VANROOYEN: Of all the women that I met, there were two that I will never forget. I had a woman tell me that when Janjawid came to her village all of the women with babies on their backs were gathered together and made to show they ... The soldiers went down the line and asked the women one by one to show us the baby on your back. So the women had to unwrap the child. If the child was a male child, the soldiers shot and killed it on the spot. If the child was female, they threw it to the ground. If the baby lived or was uninjured after being thrown to the ground, the women were allowed to pick it up and carry on. The woman, who told me this, came to the interview with a child who was five years old. I asked her, "What did you have on your back?" And she said, "It is this child." She had the daughter with her in the camp. She also told me that her grandmother was with her and her grandmother had a boy on her boy, and when her grandmother was asked to show the child, she refused and the soldiers killed the child and grandmother immediately. And I will never forget that story.

CROSBY: One quick story that I will never get out of my mind and I still to this day think of her, a woman who told me about the Janjawid and the Sudanese soldiers invading her village and she left and tried to get away and they caught her and they gang raped her, four to six men. They beat her so badly she couldn't resist. At the time of the rape, she was eight months pregnant and described giving birth to a dead baby afterward and being very, very sick. Couldn't make it with her group to the border to flee to Chad so had to walk bit by bit. Got some help from traditional healers and once she got to Chad, she was raped by a Chadian soldier outside of the camp and became pregnant. After that, her husband divorced her and she's now living as a stigmatized woman in the camp and as a rape victim, and people have stigmatized her. She has been expelled from her family and has her child who is a product of this rape.

VANROOYEN: I think Sondra brings up an important point, the incredible stigmatization that these women face after rape is unbelievable. We talked to numerous women that were raped and that were immediately divorced, that were kicked out of their families. They were made to eat outside separate from their families like a dog. The other woman that I will never forget is a woman who was 17 when she was raped. She was unmarried. She was raped in the surrounding area of the refugee camp outside, and she became pregnant and as a result of the rape she did not initially tell her family because of fear of repercussions. When she could no longer hide the fact that she was pregnant, she told her mother. Her mother called in her uncles who beat her and took all of her clothes and left her naked on the floor five months pregnant and sold he clothes in the refugee camp. And when this woman came to me for the interview, she was literally dressed in rags because she had no clothes. This is in a society, a culture that's extremely modest and this woman literally her rags kept slipping off her shoulder baring her breasts because she had no clothes. And this was a case where this is the only time that I completely went outside of protocol. I couldn't stand that. It just killed me that she had no clothes to wear and I had one of the translators who was working with us come with me and we bought clothes, we bought her clothing so that she could have something to wear.

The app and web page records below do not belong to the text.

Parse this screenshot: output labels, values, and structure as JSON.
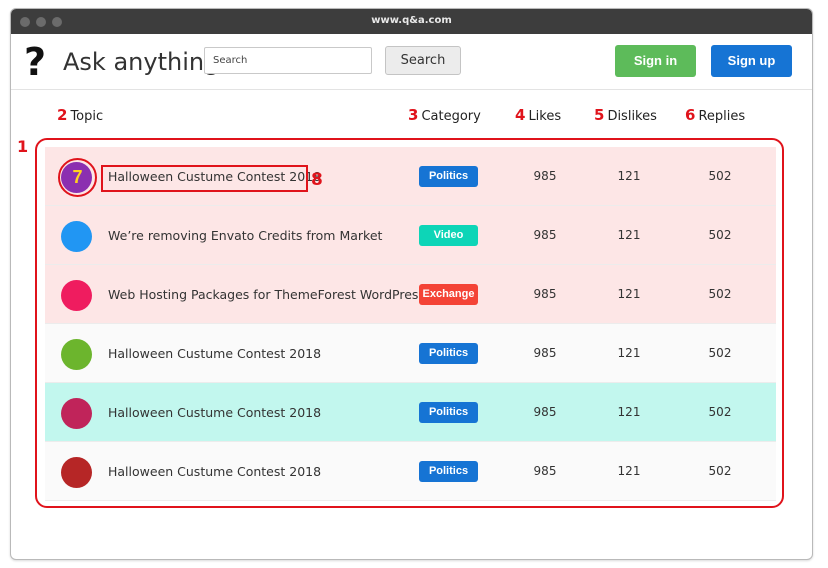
{
  "browser": {
    "url": "www.q&a.com"
  },
  "header": {
    "logo_glyph": "?",
    "brand": "Ask anything",
    "search_placeholder": "Search",
    "search_button": "Search",
    "signin_label": "Sign in",
    "signup_label": "Sign up"
  },
  "annotations": {
    "list": "1",
    "topic": "2",
    "category": "3",
    "likes": "4",
    "dislikes": "5",
    "replies": "6",
    "avatar": "7",
    "title": "8"
  },
  "columns": {
    "topic": "Topic",
    "category": "Category",
    "likes": "Likes",
    "dislikes": "Dislikes",
    "replies": "Replies"
  },
  "colors": {
    "highlight_red": "#e0131b",
    "sign_in": "#5dbb5a",
    "sign_up": "#1674d4"
  },
  "rows": [
    {
      "topic": "Halloween Custume Contest 2018",
      "category": "Politics",
      "category_color": "#1674d4",
      "avatar_color": "#8b2fb0",
      "row_bg": "#fde6e6",
      "likes": "985",
      "dislikes": "121",
      "replies": "502"
    },
    {
      "topic": "We’re removing Envato Credits from Market",
      "category": "Video",
      "category_color": "#0dd5b7",
      "avatar_color": "#2196f3",
      "row_bg": "#fde6e6",
      "likes": "985",
      "dislikes": "121",
      "replies": "502"
    },
    {
      "topic": "Web Hosting Packages for ThemeForest WordPress",
      "category": "Exchange",
      "category_color": "#f44336",
      "avatar_color": "#ef1c5f",
      "row_bg": "#fde6e6",
      "likes": "985",
      "dislikes": "121",
      "replies": "502"
    },
    {
      "topic": "Halloween Custume Contest 2018",
      "category": "Politics",
      "category_color": "#1674d4",
      "avatar_color": "#6cb52d",
      "row_bg": "#fafafa",
      "likes": "985",
      "dislikes": "121",
      "replies": "502"
    },
    {
      "topic": "Halloween Custume Contest 2018",
      "category": "Politics",
      "category_color": "#1674d4",
      "avatar_color": "#c0245a",
      "row_bg": "#c2f7ee",
      "likes": "985",
      "dislikes": "121",
      "replies": "502"
    },
    {
      "topic": "Halloween Custume Contest 2018",
      "category": "Politics",
      "category_color": "#1674d4",
      "avatar_color": "#b62626",
      "row_bg": "#fafafa",
      "likes": "985",
      "dislikes": "121",
      "replies": "502"
    }
  ]
}
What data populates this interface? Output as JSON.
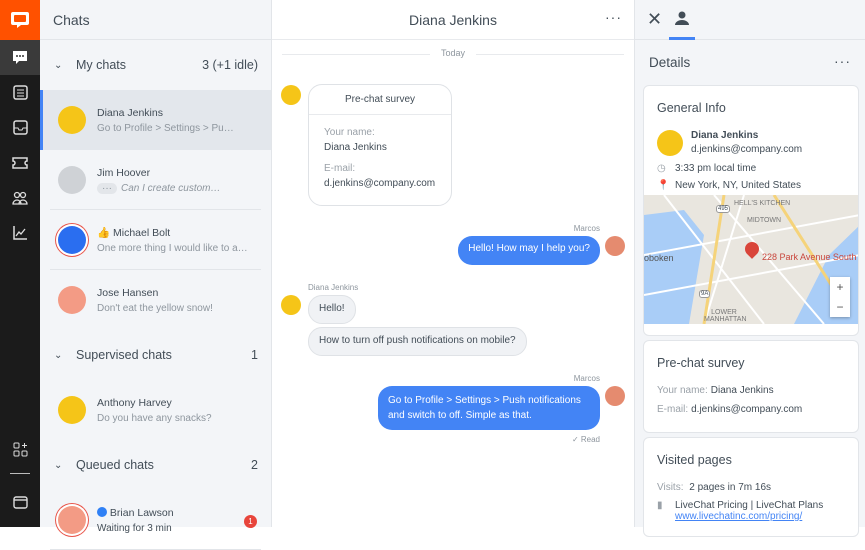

SHARP: The researchers' report reads as an indictment of the notion that Darfuri women refugees have found safe haven across the border in Chad. Ultimately, Physicians for Human Rights wants to see the refugees go home. They also want to see these crimes of sexual violence prosecuted so they don't keep happening. Sondra Crosby says it's difficult to witness this level of suffering and not be able to do anything about it.

CROSBY: And I think as physicians we're used to seeing people suffering and being able to help them, and in this particular situation there was really nothing we could do aside from listening to their stories.

SHARP: For The World, I'm Jeb Sharp.